The slow succession allowed Williams to check off the boxes expected of a big-time anchor before officially taking the helm in 2004. He’d already served as White House correspondent in the ’90s, but needed foreign affairs chops before settling in behind the anchor desk. Williams’ trip to Iraq at the start of the 2003 U.S. invasion helped burnish his war correspondent credentials, but that same trip might now prove his undoing.
Some inside the network still believe Williams is too big to fail, given that his top-rated newscast is one of the only successes in a news division that’s seen both “Today” and “Meet the Press” knocked off their No. 1 perches in recent years. So the Williams decision is a critical one for NBC News President Deborah Turness — who hasn’t turned around the fortunes of the news division since she joined from British network ITV in 2013 — and for NBCUniversal News Group Chairman Patricia Fili-Krushel, a former Comcast executive with minimal news experience who now oversees both NBC News and the ratings-challenged MSNBC.
Another sign of the grave trouble he’s in: he was on the unflattering end of a column by the New York Times’ Maureen Dowd:
THIS was a bomb that had been ticking for a while.
NBC executives were warned a year ago that Brian Williams was constantly inflating his biography. They were flummoxed over why the leading network anchor felt that he needed Hemingwayesque, bullets-whizzing-by flourishes to puff himself up, sometimes to the point where it was a joke in the news division.
But the caustic media big shots who once roamed the land were gone, and “there was no one around to pull his chain when he got too over-the-top,” as one NBC News reporter put it.
It seemed pathological because Williams already had the premier job, so why engage in résumé inflation?
She writes about the blend of show biz and news in recent years and ends with this:
With no pushback from the brass at NBC, Williams has spent years fervently “courting celebrity,” as The Hollywood Reporter put it, guest starring on “30 Rock,” slow-jamming the news with Jimmy Fallon and regaling David Letterman with his faux heroics: “Two of our four helicopters were hit by ground fire, including the one I was in, RPG and AK-47.”
As his profession shrinks and softens, Williams felt compelled to try to steal the kind of glory that can only be earned the hard way.
If more instances come out about Williams not being accurate or being truth challenged, what he’ll earn is more contempt and scorn and it’ll be announced that he’s leaving his anchor job to do exciting special reporting projects for NBC that’ll either not materialize, or being done sparingly — and he’ll be gone.
If there’s a “developing” media story, this is it.
And on Twitter?
I'm shocked. Back when Brian Williams and I killed Osama Bin Laden, he seemed like an honest guy.
— Conan O'Brien (@ConanOBrien) February 7, 2015
Brian Williams taking a few days off…..to finish his SEALs training. #BrianWilliamsTimeOff
— Andrew Malcolm (@AHMalcolm) February 8, 2015

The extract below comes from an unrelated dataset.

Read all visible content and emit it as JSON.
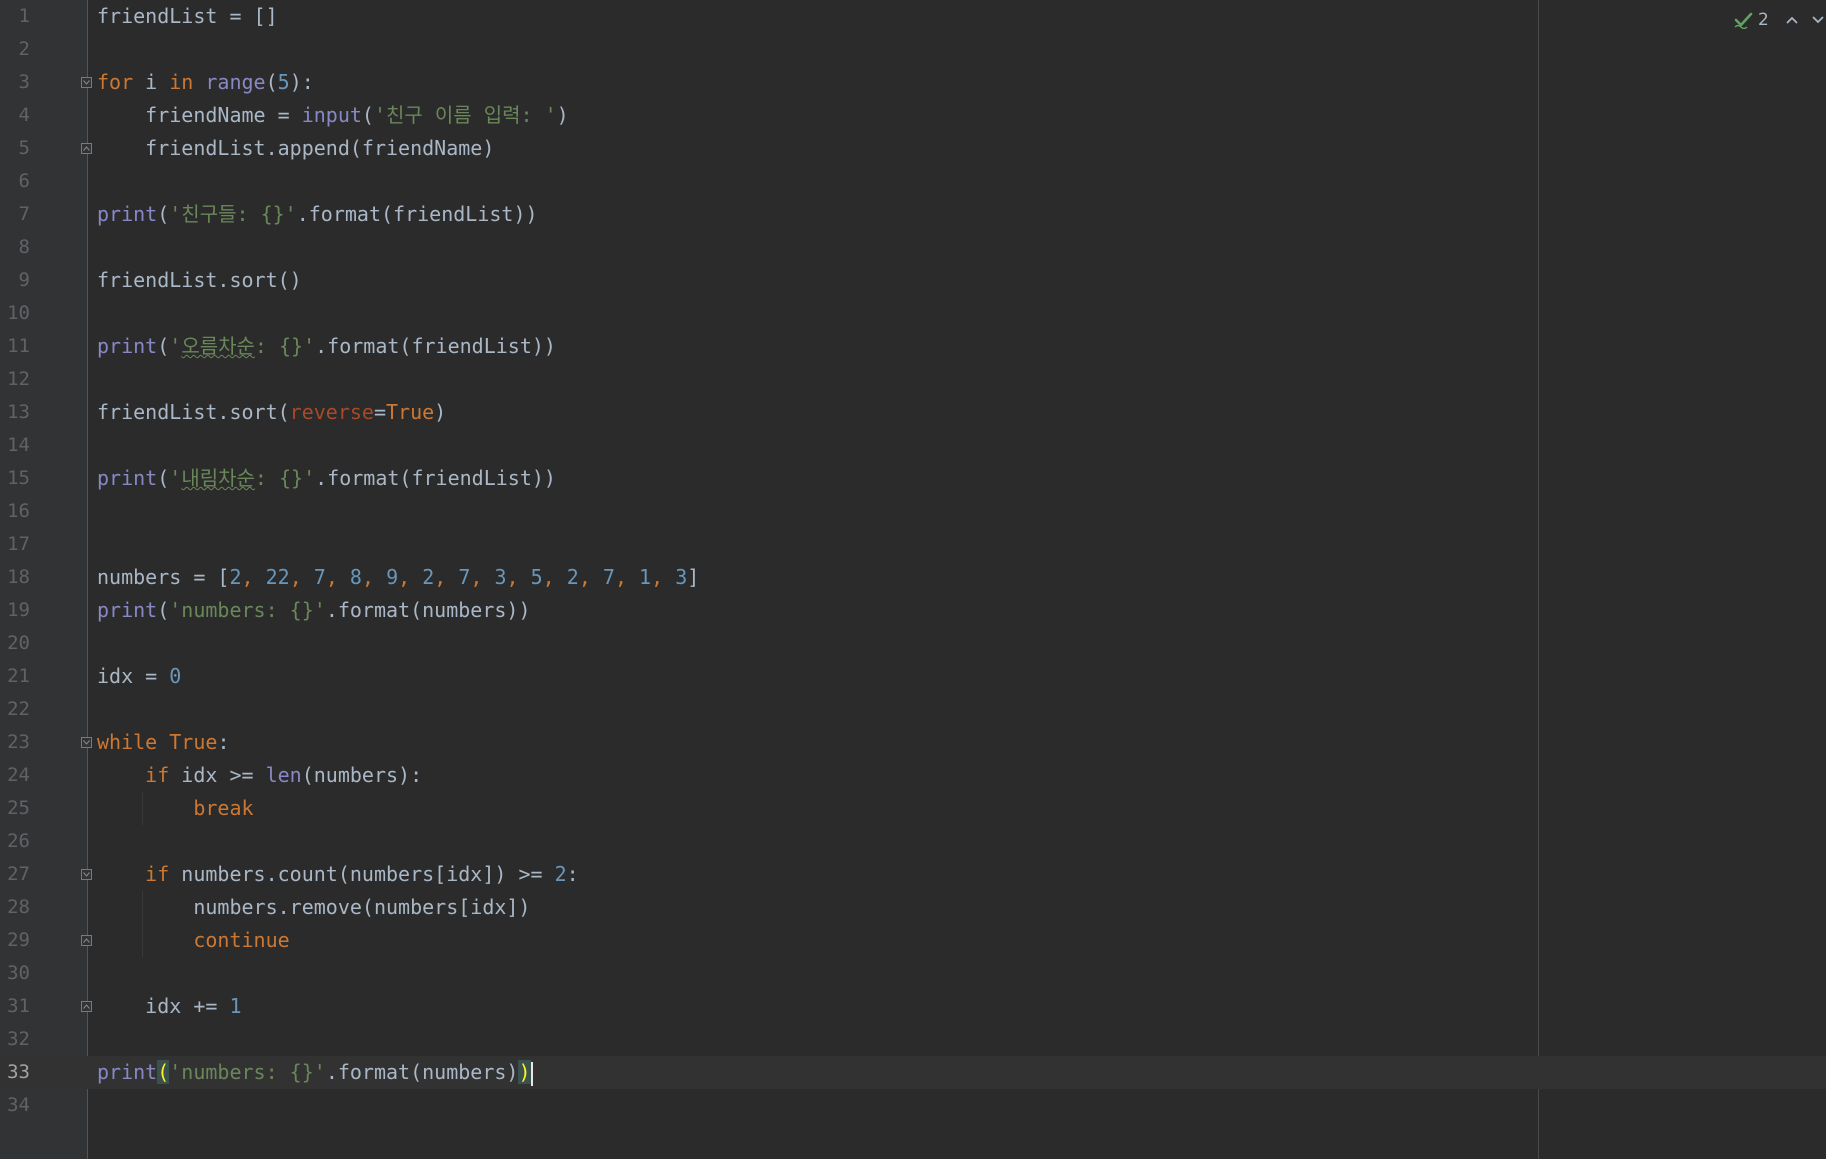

I predicted Rosie O'Donnell would fail at the View, and was right. Now I predict Rosie will take over for Brian Williams!
— Donald J. Trump (@realDonaldTrump) February 8, 2015
— Sweet Soaps® (@SweetSoaps) February 7, 2015
BREAKING: Brian Williams to step aside temporarily, but not as long as he lied.
— Top Conservative Cat (@TeaPartyCat) February 7, 2015
Joe Gandelman is a former fulltime journalist who freelanced in India, Spain, Bangladesh and Cypress writing for publications such as the Christian Science Monitor and Newsweek. He also did radio reports from Madrid for NPR’s All Things Considered. He has worked on two U.S. newspapers and quit the news biz in 1990 to go into entertainment. He also has written for The Week and several online publications, did a column for Cagle Cartoons Syndicate and has appeared on CNN.